DATA TO PROCESS:

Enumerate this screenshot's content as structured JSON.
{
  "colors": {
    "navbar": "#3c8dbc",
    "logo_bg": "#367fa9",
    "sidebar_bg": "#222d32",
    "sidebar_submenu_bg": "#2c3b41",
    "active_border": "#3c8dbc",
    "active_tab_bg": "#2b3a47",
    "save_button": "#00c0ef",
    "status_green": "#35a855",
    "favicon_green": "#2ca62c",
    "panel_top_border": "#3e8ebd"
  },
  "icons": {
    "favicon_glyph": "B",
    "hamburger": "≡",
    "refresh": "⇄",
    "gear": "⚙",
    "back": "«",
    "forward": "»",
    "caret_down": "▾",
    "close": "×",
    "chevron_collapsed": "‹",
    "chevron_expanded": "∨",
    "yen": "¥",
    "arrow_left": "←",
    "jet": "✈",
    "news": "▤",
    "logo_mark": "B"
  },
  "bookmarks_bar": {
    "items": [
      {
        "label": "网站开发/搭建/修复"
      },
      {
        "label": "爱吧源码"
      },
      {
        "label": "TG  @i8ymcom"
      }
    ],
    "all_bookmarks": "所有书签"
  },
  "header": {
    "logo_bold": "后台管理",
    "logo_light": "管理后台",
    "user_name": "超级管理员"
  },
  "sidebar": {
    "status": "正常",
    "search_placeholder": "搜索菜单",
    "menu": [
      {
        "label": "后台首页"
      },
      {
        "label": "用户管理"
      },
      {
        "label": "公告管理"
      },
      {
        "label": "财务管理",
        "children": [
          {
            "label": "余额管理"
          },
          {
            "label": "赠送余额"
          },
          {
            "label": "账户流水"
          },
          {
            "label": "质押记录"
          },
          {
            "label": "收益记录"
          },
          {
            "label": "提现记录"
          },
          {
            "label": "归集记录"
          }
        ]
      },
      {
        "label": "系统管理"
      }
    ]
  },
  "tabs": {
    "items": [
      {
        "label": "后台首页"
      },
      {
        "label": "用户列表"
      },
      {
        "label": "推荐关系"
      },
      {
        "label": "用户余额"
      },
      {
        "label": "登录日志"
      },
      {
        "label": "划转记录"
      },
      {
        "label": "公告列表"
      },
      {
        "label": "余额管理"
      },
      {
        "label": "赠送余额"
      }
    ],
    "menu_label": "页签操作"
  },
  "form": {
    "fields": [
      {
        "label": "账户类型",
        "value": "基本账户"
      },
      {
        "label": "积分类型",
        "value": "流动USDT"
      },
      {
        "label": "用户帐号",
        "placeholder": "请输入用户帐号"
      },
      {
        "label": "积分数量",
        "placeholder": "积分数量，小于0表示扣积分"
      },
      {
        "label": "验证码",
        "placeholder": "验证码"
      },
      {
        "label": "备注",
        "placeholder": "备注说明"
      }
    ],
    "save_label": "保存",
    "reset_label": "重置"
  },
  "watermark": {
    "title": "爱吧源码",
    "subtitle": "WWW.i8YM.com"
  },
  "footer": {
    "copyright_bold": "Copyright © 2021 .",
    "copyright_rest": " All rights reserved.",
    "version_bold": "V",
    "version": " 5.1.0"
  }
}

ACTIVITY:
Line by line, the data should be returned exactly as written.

EXERCISE SOLUTION:
Enumerate this screenshot's content as structured JSON.
{
  "colors": {
    "navbar": "#3c8dbc",
    "logo_bg": "#367fa9",
    "sidebar_bg": "#222d32",
    "sidebar_submenu_bg": "#2c3b41",
    "active_border": "#3c8dbc",
    "active_tab_bg": "#2b3a47",
    "save_button": "#00c0ef",
    "status_green": "#35a855",
    "favicon_green": "#2ca62c",
    "panel_top_border": "#3e8ebd"
  },
  "icons": {
    "favicon_glyph": "B",
    "hamburger": "≡",
    "refresh": "⇄",
    "gear": "⚙",
    "back": "«",
    "forward": "»",
    "caret_down": "▾",
    "close": "×",
    "chevron_collapsed": "‹",
    "chevron_expanded": "∨",
    "yen": "¥",
    "arrow_left": "←",
    "jet": "✈",
    "news": "▤",
    "logo_mark": "B"
  },
  "bookmarks_bar": {
    "items": [
      {
        "label": "网站开发/搭建/修复"
      },
      {
        "label": "爱吧源码"
      },
      {
        "label": "TG  @i8ymcom"
      }
    ],
    "all_bookmarks": "所有书签"
  },
  "header": {
    "logo_bold": "后台管理",
    "logo_light": "管理后台",
    "user_name": "超级管理员"
  },
  "sidebar": {
    "status": "正常",
    "search_placeholder": "搜索菜单",
    "menu": [
      {
        "label": "后台首页"
      },
      {
        "label": "用户管理"
      },
      {
        "label": "公告管理"
      },
      {
        "label": "财务管理",
        "children": [
          {
            "label": "余额管理"
          },
          {
            "label": "赠送余额"
          },
          {
            "label": "账户流水"
          },
          {
            "label": "质押记录"
          },
          {
            "label": "收益记录"
          },
          {
            "label": "提现记录"
          },
          {
            "label": "归集记录"
          }
        ]
      },
      {
        "label": "系统管理"
      }
    ]
  },
  "tabs": {
    "items": [
      {
        "label": "后台首页"
      },
      {
        "label": "用户列表"
      },
      {
        "label": "推荐关系"
      },
      {
        "label": "用户余额"
      },
      {
        "label": "登录日志"
      },
      {
        "label": "划转记录"
      },
      {
        "label": "公告列表"
      },
      {
        "label": "余额管理"
      },
      {
        "label": "赠送余额"
      }
    ],
    "menu_label": "页签操作"
  },
  "form": {
    "fields": [
      {
        "label": "账户类型",
        "value": "基本账户"
      },
      {
        "label": "积分类型",
        "value": "流动USDT"
      },
      {
        "label": "用户帐号",
        "placeholder": "请输入用户帐号"
      },
      {
        "label": "积分数量",
        "placeholder": "积分数量，小于0表示扣积分"
      },
      {
        "label": "验证码",
        "placeholder": "验证码"
      },
      {
        "label": "备注",
        "placeholder": "备注说明"
      }
    ],
    "save_label": "保存",
    "reset_label": "重置"
  },
  "watermark": {
    "title": "爱吧源码",
    "subtitle": "WWW.i8YM.com"
  },
  "footer": {
    "copyright_bold": "Copyright © 2021 .",
    "copyright_rest": " All rights reserved.",
    "version_bold": "V",
    "version": " 5.1.0"
  }
}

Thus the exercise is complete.